(Task description): Please state the number of lines in the entries below where the word "Reset" appears. Include nothing else.

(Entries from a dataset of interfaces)
= = = =

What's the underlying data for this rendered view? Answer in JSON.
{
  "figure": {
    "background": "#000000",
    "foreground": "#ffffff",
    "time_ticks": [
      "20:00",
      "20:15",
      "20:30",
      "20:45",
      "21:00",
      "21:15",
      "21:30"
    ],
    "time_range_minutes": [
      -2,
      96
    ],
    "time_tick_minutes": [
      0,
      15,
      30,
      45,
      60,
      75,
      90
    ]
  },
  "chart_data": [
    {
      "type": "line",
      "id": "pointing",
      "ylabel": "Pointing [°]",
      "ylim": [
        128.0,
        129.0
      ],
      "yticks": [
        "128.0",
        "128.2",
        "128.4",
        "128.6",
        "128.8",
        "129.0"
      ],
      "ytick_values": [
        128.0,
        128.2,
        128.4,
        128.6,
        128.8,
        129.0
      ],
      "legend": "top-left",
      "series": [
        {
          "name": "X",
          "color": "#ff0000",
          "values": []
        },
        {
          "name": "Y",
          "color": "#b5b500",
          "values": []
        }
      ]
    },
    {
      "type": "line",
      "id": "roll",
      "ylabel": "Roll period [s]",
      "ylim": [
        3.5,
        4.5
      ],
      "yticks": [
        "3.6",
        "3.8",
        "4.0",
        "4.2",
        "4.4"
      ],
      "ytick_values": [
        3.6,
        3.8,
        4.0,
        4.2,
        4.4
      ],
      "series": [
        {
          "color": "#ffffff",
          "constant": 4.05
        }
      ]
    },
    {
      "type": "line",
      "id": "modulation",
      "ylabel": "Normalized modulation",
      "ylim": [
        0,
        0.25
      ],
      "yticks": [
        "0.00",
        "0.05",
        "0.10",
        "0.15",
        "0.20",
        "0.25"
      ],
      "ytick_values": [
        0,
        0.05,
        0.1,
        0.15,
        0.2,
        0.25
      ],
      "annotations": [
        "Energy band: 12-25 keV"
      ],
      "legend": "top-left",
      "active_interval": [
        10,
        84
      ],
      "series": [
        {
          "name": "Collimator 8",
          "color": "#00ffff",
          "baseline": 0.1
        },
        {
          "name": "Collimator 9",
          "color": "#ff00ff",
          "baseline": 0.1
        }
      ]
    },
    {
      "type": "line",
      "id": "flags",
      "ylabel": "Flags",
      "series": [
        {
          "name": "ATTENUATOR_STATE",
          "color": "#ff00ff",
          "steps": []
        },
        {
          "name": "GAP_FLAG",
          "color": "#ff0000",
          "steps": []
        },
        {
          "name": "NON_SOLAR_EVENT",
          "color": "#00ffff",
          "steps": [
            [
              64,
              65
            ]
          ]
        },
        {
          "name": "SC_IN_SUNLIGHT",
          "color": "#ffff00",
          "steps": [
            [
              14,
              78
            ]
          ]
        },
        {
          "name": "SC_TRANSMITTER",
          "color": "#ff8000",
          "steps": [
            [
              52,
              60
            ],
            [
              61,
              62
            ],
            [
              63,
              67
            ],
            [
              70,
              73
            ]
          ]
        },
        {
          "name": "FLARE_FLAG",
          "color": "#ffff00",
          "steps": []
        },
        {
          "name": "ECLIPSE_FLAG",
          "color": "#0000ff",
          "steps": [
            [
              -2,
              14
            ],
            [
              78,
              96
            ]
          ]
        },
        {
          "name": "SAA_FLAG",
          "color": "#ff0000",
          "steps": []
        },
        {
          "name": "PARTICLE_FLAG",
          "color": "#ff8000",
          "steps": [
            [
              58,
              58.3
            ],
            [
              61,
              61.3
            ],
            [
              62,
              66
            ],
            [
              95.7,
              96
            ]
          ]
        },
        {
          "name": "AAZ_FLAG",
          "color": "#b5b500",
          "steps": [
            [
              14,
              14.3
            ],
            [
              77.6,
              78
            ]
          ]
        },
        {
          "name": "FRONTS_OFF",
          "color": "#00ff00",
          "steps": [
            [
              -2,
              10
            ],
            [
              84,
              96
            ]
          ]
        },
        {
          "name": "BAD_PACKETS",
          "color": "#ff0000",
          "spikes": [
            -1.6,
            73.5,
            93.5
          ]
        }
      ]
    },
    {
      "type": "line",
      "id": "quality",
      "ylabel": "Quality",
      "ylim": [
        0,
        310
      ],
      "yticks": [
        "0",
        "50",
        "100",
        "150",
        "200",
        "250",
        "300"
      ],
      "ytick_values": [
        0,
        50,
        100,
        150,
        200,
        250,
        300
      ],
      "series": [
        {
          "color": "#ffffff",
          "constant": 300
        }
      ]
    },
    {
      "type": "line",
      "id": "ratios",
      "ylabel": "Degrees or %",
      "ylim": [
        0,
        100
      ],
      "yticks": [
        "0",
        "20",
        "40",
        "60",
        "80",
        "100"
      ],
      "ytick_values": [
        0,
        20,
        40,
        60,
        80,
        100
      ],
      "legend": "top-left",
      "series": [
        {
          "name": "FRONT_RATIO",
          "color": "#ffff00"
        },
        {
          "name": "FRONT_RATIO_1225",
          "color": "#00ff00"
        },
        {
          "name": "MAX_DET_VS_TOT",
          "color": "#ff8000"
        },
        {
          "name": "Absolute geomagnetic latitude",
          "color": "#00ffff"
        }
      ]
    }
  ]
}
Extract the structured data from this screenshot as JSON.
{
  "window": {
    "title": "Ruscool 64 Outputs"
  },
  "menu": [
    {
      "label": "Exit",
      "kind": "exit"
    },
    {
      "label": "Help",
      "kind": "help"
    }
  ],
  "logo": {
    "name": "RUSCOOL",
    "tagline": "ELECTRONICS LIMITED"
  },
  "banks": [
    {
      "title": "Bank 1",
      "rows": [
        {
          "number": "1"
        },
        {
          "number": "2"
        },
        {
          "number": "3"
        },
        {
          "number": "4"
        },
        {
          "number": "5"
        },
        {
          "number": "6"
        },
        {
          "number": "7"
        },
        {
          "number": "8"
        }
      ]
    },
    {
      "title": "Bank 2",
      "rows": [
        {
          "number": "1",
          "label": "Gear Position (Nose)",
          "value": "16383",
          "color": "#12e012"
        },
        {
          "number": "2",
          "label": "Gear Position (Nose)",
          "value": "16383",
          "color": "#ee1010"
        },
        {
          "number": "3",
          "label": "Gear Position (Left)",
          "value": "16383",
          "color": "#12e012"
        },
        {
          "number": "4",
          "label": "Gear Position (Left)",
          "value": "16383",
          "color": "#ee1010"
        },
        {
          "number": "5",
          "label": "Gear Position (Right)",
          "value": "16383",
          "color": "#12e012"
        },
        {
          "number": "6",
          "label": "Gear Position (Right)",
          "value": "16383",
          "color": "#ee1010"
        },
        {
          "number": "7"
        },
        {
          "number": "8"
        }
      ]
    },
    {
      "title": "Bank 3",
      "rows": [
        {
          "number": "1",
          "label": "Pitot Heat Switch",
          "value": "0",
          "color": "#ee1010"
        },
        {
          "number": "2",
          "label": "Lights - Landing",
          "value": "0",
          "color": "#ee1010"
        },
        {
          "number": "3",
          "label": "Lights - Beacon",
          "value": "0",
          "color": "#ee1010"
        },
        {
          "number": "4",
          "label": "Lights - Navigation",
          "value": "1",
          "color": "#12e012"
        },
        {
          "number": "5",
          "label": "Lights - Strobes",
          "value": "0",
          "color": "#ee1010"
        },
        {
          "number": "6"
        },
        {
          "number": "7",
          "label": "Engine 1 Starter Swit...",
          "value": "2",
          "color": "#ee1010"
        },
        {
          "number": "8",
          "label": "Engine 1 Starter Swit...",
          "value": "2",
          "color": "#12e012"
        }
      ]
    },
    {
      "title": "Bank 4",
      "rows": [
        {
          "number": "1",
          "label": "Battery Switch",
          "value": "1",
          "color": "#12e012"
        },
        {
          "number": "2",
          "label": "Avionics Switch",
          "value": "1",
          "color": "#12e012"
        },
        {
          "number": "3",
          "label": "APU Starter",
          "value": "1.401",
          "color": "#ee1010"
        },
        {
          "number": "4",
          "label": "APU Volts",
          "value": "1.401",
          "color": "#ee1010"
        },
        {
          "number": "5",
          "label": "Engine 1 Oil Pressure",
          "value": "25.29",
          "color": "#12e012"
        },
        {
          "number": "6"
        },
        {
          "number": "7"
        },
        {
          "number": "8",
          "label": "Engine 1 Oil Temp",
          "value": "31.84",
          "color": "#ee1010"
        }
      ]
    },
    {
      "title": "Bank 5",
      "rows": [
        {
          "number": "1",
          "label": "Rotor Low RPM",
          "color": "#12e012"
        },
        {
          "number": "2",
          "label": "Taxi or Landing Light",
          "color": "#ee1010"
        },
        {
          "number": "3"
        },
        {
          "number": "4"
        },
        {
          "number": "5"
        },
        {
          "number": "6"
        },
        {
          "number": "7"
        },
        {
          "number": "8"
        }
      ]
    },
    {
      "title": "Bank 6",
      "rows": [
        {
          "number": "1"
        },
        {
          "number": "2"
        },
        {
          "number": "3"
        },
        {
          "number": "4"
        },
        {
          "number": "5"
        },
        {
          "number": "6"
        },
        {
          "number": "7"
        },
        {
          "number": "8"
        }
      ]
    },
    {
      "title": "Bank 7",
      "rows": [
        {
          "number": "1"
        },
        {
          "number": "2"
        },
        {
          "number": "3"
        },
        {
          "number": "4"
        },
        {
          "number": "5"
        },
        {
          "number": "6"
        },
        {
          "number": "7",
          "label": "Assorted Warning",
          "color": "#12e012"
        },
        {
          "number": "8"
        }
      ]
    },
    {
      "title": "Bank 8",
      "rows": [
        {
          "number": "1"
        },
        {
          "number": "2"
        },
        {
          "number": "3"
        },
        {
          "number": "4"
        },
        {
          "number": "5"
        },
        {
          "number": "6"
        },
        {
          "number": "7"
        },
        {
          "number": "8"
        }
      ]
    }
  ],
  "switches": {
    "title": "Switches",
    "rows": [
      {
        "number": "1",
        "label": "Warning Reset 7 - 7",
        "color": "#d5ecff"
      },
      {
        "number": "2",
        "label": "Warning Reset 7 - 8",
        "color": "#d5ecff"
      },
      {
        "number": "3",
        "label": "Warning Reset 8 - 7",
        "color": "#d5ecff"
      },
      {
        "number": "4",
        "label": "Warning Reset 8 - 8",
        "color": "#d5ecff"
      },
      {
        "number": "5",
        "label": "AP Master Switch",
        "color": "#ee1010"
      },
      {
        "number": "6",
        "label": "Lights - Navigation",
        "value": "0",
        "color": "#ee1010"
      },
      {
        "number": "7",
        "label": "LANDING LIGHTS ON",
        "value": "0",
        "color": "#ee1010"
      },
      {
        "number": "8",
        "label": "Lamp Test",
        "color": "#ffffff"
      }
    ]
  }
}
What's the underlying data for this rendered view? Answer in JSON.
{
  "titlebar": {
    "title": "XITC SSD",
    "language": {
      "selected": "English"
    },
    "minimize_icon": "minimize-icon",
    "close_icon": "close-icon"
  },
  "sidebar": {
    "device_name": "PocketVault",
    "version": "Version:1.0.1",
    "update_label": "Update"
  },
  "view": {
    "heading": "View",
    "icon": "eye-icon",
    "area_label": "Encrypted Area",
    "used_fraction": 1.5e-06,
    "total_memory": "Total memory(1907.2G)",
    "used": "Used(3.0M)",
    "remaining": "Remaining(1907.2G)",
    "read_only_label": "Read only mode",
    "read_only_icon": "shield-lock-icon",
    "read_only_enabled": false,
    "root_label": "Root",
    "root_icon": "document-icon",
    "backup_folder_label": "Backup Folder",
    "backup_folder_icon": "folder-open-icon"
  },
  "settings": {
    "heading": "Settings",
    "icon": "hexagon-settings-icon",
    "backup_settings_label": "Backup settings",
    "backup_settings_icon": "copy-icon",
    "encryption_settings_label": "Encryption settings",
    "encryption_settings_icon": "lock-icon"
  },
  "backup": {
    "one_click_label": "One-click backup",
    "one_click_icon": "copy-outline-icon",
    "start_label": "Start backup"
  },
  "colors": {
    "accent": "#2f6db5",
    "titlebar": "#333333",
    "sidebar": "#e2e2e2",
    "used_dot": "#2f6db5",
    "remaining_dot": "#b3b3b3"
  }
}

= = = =

(Exercise solution): 4